DATA EXTRACT.

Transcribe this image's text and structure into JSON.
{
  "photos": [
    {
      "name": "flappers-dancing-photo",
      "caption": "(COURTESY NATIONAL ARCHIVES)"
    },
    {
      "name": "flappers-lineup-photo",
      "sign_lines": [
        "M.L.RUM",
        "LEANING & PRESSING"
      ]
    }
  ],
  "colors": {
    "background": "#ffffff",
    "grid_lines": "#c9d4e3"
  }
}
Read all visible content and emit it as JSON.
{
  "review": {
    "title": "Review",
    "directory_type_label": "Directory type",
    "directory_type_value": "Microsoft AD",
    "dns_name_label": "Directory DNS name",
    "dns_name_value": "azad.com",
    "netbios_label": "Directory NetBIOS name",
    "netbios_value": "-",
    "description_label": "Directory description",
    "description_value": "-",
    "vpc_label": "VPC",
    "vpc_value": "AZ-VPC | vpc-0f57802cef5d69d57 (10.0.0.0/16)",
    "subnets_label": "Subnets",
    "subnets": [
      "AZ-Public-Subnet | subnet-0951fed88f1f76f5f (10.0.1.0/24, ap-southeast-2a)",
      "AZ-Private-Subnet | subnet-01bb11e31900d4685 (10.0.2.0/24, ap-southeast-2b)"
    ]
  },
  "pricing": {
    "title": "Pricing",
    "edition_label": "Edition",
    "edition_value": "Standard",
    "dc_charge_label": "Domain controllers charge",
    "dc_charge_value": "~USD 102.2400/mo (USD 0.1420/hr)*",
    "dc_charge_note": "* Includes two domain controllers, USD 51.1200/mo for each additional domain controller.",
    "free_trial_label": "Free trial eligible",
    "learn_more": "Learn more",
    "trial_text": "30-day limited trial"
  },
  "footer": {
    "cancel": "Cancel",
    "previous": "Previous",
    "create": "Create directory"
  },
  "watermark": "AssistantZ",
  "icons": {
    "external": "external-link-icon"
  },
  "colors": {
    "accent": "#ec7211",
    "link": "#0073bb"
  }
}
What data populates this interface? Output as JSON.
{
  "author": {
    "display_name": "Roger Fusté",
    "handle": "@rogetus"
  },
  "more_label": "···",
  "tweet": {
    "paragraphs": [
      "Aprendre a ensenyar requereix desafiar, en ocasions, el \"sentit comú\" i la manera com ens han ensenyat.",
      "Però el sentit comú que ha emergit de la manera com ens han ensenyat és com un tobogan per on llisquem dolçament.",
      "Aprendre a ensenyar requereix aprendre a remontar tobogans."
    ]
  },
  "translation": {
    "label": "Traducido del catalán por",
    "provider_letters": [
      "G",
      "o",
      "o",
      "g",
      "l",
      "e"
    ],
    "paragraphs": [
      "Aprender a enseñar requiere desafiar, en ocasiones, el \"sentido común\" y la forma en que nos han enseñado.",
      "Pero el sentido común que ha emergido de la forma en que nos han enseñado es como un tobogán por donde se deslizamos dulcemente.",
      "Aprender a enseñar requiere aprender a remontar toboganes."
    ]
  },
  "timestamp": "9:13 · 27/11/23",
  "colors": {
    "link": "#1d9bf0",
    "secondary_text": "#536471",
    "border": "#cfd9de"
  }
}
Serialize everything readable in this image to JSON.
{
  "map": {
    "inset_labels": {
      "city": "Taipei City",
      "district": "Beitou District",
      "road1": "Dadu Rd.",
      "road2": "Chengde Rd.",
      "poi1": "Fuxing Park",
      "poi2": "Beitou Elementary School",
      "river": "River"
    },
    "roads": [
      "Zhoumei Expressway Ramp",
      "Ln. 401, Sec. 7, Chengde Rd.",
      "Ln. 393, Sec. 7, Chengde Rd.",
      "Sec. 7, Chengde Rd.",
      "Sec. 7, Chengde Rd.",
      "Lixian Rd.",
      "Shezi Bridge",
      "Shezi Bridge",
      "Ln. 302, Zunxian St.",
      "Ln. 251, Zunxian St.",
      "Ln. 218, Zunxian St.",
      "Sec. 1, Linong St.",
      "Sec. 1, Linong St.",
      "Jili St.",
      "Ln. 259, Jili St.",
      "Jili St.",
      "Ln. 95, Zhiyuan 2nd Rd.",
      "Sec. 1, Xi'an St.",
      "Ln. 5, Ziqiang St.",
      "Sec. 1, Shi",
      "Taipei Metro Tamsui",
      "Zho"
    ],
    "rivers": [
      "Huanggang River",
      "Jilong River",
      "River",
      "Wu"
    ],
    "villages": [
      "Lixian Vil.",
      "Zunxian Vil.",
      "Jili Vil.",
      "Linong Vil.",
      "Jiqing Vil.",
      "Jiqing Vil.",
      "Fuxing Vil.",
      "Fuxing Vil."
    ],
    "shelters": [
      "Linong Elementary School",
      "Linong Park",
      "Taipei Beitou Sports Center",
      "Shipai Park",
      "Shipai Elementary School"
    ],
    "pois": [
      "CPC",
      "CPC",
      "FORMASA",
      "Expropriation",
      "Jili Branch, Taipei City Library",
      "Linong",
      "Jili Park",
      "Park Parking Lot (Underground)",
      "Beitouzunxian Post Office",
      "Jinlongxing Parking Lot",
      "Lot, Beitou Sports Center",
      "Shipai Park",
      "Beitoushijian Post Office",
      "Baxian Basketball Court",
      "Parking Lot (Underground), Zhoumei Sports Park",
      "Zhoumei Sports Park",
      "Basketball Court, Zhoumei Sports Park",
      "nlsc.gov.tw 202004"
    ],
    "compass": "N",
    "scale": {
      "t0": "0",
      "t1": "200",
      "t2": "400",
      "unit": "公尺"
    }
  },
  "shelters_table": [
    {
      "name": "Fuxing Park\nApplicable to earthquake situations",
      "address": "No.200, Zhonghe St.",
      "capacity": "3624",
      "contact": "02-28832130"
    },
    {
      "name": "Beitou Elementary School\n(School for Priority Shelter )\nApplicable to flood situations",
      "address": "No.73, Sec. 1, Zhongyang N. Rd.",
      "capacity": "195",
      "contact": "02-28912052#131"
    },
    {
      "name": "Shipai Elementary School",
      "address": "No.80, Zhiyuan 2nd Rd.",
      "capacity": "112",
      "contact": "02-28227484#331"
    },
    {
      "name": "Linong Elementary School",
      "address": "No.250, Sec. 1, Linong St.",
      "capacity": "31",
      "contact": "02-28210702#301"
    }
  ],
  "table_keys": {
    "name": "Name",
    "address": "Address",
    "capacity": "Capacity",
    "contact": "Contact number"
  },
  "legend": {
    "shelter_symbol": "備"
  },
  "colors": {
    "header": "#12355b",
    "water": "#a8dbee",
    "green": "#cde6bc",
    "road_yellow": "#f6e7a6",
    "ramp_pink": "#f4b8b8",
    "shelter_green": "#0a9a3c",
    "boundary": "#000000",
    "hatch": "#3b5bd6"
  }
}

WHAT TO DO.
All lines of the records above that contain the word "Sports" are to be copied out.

WRITTEN ANSWER.
      "Taipei Beitou Sports Center",
      "Lot, Beitou Sports Center",
      "Parking Lot (Underground), Zhoumei Sports Park",
      "Zhoumei Sports Park",
      "Basketball Court, Zhoumei Sports Park",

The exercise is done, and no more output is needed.